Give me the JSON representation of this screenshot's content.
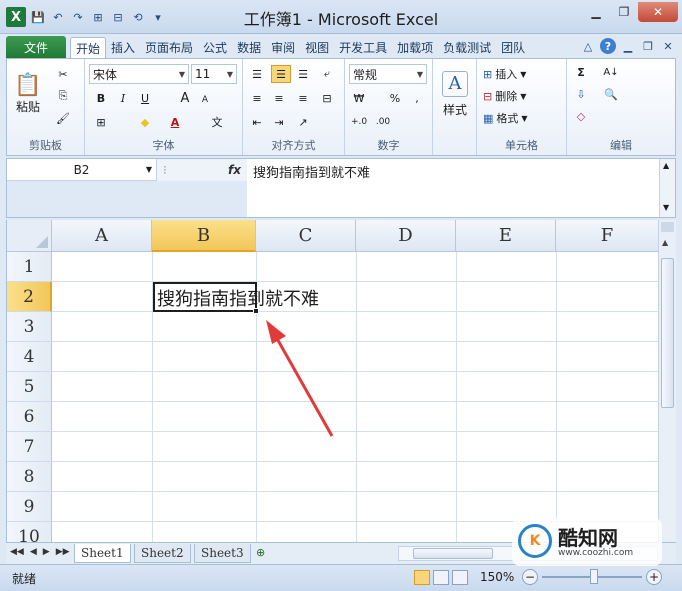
{
  "window": {
    "app_letter": "X",
    "title": "工作簿1 - Microsoft Excel",
    "controls": [
      "▁",
      "❐",
      "✕"
    ]
  },
  "quick_access": {
    "save": "💾",
    "undo": "↶",
    "redo": "↷",
    "extra1": "⊞",
    "extra2": "⊟",
    "extra3": "⟲",
    "customize": "▾"
  },
  "tabs": {
    "file": "文件",
    "items": [
      "开始",
      "插入",
      "页面布局",
      "公式",
      "数据",
      "审阅",
      "视图",
      "开发工具",
      "加载项",
      "负载测试",
      "团队"
    ],
    "active": "开始",
    "right_icons": [
      "△",
      "?",
      "▁",
      "❐",
      "✕"
    ]
  },
  "ribbon": {
    "clipboard": {
      "label": "剪贴板",
      "paste": "粘贴",
      "cut": "✂",
      "copy": "⎘",
      "painter": "🖌"
    },
    "font": {
      "label": "字体",
      "name": "宋体",
      "size": "11",
      "bold": "B",
      "italic": "I",
      "underline": "U",
      "grow": "A",
      "shrink": "A",
      "border": "⊞",
      "fill": "◆",
      "color": "A",
      "phonetic": "文"
    },
    "alignment": {
      "label": "对齐方式"
    },
    "number": {
      "label": "数字",
      "format": "常规",
      "currency": "₩",
      "percent": "%",
      "comma": ",",
      "inc": "+.0",
      "dec": ".00"
    },
    "styles": {
      "label": "样式",
      "icon": "A"
    },
    "cells": {
      "label": "单元格",
      "insert": "插入",
      "delete": "删除",
      "format": "格式"
    },
    "editing": {
      "label": "编辑",
      "sum": "Σ",
      "fill": "⇩",
      "clear": "◇",
      "sort": "A↓",
      "find": "🔍"
    }
  },
  "formula_bar": {
    "name_box": "B2",
    "fx": "fx",
    "content": "搜狗指南指到就不难"
  },
  "grid": {
    "columns": [
      "A",
      "B",
      "C",
      "D",
      "E",
      "F"
    ],
    "rows": [
      "1",
      "2",
      "3",
      "4",
      "5",
      "6",
      "7",
      "8",
      "9",
      "10"
    ],
    "selected_column": "B",
    "selected_row": "2",
    "active_cell": "B2",
    "b2_value": "搜狗指南指到就不难"
  },
  "sheets": {
    "tabs": [
      "Sheet1",
      "Sheet2",
      "Sheet3"
    ],
    "active": "Sheet1",
    "nav": [
      "◀◀",
      "◀",
      "▶",
      "▶▶"
    ]
  },
  "status": {
    "ready": "就绪",
    "zoom": "150%",
    "minus": "−",
    "plus": "+"
  },
  "watermark": {
    "logo": "K",
    "title": "酷知网",
    "url": "www.coozhi.com"
  },
  "colors": {
    "file_tab": "#207a36",
    "selection_header": "#f2c65a",
    "annotation_arrow": "#e03a3a"
  }
}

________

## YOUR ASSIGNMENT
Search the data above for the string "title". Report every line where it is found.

## ANSWER FOR THE TASK
    "title": "工作簿1 - Microsoft Excel",
    "title": "酷知网",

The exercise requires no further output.